Christie didn't deliver on judicial activism. Has he doomed his 2016 bid?

If a candidate’s tenure as governor is his road-test for the presidency, Governor Chris Christie just flunked.

As a candidate for governor, Christie talked the talk on judges, vowing to "remake" the New Jersey Supreme Court and to transform the most activist court in the nation into one that operates under the rule of law.

Despite having the opportunity to appoint four of seven justices on the court since taking office, Christie has repeatedly nominated individuals with no discernible judicial philosophy.


Liberal judges can strike down constitutional laws, as liberal judges are doing to state marriage laws all over the country. They can also declare unconstitutional legislation constitutional, as the Supreme Court did with ObamaCare. And while elected representatives must stand for re-election every few years, federal judges sit for life.

Today’s nominee could still be playing the same tricks in 2050 or beyond.  That is why the issue of judges matters so much during presidential primaries and caucuses.

Some presidential candidates recognize how important judges are. In 2012 Republican presidential candidate Mitt Romney, for all his difficulties in winning over the conservative wing of the party, created a judicial advisory committee six months before the first primary.  But even after five years as governor and four appointments, Christie still can’t seem to tell a judicial home run from a strikeout.

Christie’s initial nominees have been the equivalents of former Supreme Court Justice David Souter: as noncontroversial as possible, but philosophically indistinguishable from their worst colleagues. And now, facing another vacancy, Christie has taken it one step further by re-nominating an unapologetic liberal activist, Chief Justice Stuart Rabner.

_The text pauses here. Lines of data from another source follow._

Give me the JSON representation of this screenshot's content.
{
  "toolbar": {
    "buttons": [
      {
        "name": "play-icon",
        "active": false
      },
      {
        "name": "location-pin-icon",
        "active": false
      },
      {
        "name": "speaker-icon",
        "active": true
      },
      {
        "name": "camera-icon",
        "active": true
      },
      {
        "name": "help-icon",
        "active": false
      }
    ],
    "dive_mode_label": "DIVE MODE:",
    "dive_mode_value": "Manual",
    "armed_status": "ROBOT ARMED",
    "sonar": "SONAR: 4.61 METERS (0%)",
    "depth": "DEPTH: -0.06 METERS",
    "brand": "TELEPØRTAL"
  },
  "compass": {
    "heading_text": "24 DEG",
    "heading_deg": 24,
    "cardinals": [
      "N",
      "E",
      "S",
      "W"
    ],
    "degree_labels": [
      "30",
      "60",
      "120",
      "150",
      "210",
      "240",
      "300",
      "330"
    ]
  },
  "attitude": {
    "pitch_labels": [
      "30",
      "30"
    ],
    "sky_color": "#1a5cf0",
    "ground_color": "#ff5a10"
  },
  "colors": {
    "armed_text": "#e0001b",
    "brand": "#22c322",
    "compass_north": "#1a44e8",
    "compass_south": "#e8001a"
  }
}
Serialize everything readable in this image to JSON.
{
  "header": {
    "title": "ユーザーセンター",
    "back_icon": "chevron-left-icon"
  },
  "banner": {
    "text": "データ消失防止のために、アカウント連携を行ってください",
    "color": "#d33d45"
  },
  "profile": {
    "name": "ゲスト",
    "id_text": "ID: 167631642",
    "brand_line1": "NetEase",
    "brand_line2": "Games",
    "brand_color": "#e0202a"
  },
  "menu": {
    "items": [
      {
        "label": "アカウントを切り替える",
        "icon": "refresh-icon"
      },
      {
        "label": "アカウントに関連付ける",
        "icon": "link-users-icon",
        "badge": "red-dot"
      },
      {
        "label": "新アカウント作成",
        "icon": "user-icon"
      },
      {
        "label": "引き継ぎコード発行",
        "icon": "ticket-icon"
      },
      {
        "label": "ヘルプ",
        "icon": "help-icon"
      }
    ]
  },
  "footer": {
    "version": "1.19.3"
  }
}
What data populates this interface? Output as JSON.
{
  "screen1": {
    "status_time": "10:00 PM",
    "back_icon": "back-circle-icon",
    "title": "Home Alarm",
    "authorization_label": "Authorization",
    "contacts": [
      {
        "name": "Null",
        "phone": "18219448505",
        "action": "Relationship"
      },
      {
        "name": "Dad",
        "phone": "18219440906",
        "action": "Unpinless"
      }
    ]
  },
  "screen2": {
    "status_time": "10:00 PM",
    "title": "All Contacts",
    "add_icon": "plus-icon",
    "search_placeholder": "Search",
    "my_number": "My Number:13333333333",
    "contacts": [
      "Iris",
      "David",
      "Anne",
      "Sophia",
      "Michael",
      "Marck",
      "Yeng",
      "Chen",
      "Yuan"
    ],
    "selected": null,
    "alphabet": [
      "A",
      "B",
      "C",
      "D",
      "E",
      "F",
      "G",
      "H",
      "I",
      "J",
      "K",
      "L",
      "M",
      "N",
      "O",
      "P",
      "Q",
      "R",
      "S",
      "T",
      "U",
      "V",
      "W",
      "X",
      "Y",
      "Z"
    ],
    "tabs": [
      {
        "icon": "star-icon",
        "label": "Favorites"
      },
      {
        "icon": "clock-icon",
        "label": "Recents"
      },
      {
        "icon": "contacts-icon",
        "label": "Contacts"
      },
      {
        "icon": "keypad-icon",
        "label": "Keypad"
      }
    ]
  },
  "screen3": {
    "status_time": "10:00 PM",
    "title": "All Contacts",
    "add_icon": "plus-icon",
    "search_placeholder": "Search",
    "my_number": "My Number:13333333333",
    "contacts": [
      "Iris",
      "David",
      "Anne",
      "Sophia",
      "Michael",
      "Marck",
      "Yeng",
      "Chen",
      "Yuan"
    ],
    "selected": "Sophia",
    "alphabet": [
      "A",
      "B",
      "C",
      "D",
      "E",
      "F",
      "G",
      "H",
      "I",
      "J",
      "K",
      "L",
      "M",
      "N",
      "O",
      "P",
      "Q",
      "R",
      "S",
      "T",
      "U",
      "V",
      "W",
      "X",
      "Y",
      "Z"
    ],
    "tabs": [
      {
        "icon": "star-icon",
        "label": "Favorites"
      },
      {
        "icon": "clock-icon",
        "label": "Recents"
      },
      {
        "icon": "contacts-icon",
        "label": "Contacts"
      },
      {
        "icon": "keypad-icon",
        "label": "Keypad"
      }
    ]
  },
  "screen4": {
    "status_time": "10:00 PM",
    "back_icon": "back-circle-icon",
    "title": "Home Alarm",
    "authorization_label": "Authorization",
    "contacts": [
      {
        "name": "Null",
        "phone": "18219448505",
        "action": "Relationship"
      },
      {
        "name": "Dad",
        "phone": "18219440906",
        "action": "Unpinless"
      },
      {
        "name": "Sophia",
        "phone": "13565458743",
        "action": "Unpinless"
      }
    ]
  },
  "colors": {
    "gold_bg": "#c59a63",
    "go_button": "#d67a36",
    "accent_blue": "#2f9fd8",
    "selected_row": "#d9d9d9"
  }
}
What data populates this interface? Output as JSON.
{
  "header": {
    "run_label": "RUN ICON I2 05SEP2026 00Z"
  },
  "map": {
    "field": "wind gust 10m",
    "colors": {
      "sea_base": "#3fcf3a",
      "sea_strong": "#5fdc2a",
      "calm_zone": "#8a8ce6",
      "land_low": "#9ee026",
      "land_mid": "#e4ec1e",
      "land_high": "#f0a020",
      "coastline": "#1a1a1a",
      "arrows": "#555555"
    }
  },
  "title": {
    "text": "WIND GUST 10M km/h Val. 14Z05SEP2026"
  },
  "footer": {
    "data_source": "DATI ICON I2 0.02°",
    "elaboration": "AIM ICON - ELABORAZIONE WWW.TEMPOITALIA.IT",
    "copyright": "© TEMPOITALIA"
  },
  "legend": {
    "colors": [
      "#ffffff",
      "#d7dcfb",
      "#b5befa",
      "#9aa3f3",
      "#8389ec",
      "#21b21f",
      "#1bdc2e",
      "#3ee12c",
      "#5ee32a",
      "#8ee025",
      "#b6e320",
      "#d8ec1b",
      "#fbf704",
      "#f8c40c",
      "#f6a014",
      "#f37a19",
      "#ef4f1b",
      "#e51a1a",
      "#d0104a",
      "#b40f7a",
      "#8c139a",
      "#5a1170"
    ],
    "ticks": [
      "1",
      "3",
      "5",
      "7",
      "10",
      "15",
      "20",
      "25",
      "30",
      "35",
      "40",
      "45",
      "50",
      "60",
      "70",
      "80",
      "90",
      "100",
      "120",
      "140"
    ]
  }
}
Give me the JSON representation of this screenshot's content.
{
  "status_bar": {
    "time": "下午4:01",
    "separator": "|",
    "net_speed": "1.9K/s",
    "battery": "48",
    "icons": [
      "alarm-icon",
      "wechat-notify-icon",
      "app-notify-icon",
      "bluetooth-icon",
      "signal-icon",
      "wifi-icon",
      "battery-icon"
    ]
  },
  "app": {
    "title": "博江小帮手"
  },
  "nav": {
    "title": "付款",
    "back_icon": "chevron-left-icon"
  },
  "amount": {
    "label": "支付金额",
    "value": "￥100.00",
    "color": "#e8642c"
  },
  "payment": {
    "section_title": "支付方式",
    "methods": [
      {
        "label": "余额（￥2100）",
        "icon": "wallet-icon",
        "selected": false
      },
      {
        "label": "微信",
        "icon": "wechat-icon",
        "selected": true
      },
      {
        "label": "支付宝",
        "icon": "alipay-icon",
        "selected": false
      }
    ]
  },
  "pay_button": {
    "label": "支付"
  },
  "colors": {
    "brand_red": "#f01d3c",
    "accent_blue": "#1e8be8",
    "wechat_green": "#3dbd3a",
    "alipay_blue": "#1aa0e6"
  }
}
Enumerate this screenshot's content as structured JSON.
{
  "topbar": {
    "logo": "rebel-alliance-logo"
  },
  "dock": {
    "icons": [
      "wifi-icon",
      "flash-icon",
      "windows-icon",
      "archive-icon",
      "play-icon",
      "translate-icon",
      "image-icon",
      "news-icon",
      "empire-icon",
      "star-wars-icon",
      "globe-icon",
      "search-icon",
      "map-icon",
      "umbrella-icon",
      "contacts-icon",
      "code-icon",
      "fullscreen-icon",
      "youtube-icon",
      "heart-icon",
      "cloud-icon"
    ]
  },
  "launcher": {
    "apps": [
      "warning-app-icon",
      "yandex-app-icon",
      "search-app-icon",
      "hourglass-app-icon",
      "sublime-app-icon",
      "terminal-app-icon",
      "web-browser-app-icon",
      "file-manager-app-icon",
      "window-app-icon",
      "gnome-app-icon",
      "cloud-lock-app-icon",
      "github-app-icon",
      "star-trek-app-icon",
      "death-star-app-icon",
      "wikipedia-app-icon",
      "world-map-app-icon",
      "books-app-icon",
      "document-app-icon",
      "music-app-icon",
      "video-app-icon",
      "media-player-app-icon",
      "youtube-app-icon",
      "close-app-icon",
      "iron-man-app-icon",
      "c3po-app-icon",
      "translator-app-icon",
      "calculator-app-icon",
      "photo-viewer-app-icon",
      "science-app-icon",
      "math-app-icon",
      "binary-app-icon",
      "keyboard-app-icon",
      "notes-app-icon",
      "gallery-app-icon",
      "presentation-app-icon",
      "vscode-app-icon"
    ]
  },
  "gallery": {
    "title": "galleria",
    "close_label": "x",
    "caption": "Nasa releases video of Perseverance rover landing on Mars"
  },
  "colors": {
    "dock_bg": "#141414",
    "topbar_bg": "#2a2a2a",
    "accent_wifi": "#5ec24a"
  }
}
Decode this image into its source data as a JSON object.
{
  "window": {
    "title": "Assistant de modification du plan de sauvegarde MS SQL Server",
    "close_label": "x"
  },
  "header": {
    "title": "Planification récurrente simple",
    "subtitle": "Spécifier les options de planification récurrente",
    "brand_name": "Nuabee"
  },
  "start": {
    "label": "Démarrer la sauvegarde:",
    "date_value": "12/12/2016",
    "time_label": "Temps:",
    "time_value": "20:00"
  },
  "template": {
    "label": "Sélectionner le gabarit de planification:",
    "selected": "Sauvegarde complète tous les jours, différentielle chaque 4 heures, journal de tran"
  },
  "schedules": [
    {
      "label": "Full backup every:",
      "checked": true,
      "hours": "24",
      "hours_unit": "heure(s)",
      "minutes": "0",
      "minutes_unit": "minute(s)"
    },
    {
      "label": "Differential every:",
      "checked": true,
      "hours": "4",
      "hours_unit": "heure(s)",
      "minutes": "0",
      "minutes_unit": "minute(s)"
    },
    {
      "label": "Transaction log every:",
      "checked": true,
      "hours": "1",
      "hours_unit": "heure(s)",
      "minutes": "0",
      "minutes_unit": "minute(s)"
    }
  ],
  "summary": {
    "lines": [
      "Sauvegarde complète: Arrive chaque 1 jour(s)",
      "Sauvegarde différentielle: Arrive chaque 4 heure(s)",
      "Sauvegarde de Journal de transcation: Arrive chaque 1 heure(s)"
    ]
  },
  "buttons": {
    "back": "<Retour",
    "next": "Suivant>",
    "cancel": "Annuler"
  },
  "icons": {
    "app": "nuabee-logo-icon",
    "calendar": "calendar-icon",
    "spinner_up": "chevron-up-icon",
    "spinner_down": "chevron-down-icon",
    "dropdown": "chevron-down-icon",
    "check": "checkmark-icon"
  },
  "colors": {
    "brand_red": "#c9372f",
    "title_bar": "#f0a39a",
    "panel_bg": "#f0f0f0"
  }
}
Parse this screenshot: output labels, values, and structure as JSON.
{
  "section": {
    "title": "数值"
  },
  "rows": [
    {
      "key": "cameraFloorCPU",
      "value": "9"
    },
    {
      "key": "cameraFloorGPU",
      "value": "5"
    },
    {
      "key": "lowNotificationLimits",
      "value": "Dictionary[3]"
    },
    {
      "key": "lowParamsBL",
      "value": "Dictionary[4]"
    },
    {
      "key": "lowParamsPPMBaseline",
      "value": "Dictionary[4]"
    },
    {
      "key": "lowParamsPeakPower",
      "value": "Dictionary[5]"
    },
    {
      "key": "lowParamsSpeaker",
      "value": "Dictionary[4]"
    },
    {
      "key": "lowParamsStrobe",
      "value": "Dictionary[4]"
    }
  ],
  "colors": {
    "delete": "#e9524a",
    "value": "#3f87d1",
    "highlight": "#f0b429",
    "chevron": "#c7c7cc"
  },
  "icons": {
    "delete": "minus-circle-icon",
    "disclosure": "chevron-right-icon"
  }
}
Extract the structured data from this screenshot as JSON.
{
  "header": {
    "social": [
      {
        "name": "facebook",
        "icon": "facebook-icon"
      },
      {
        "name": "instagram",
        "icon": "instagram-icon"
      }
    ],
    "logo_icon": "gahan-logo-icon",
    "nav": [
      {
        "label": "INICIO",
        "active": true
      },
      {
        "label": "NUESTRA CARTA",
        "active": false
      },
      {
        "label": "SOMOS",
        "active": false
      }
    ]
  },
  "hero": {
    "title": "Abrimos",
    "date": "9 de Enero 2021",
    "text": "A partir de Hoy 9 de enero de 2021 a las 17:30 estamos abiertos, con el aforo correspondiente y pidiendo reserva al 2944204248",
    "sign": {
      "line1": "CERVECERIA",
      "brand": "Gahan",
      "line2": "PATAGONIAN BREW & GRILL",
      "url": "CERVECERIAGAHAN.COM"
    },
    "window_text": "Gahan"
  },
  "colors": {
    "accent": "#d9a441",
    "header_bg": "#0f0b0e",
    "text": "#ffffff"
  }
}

As Chief Justice of the New Jersey Supreme Court, Rabner has been the ringleader of an activist circus.

Instead of replacing Rabner after his term expired, though, Christie gave him tenure until 2030 in exchange for confirmation of a Republican candidate, Lee A. Solomon.

Rabner's reappointment effectively derails Christie’s plans to revitalize New Jersey’s economy.

As the Manhattan Institute’s Steven Malanga has written, the New Jersey Supreme Court wrecked the state’s economy by rewriting its laws and by micromanaging everything from state and local budgets to education and housing.

Rabner distorted Supreme Court precedent to ensure the destruction of the state’s marriage laws.

We already know how well that style of activist judging fares in Iowa. I suspect other important primary and caucus states like South Carolina will feel the same way.

Rabner also blocked Christie from reforming the state’s broken affordable housing agency at the heart of the state's fiscal problems. And he isn’t afraid of inventing powers when he wants to: after a standoff between Christie and the state senate left a vacancy on the court, Rabner granted himself the authority to appoint temporary judges whenever convenient.  Rabner’s politicized judging makes some of President Obama’s judicial nominees look like Antonin Scalia.

Thanks, Governor Christie.

It’s clear that Christie compromised to shed his “bully” image; less Don Corleone and more Mahatma Gandhi. But this isn’t just changing his image, it’s total surrender.

In exchange for the appointment of a Republican with no discernible judicial philosophy, Christie just gave life tenure to a confirmed liberal activist.

And, if Christie’s defense is that it’s hard doing business with the state senate when he controls the most powerful governor’s office in the country, then he’s clearly not ready to face Harry Reid.

Christie chose to sacrifice the future of New Jersey for a soundbite touting his bipartisanship. That tells us quite a bit about his priorities.

If you’re looking for a candidate who will appoint judges who take the law seriously, keep looking.

If you want a Supreme Court full of Souters and Stevenses, then Christie is the 2016 presidential candidate for you.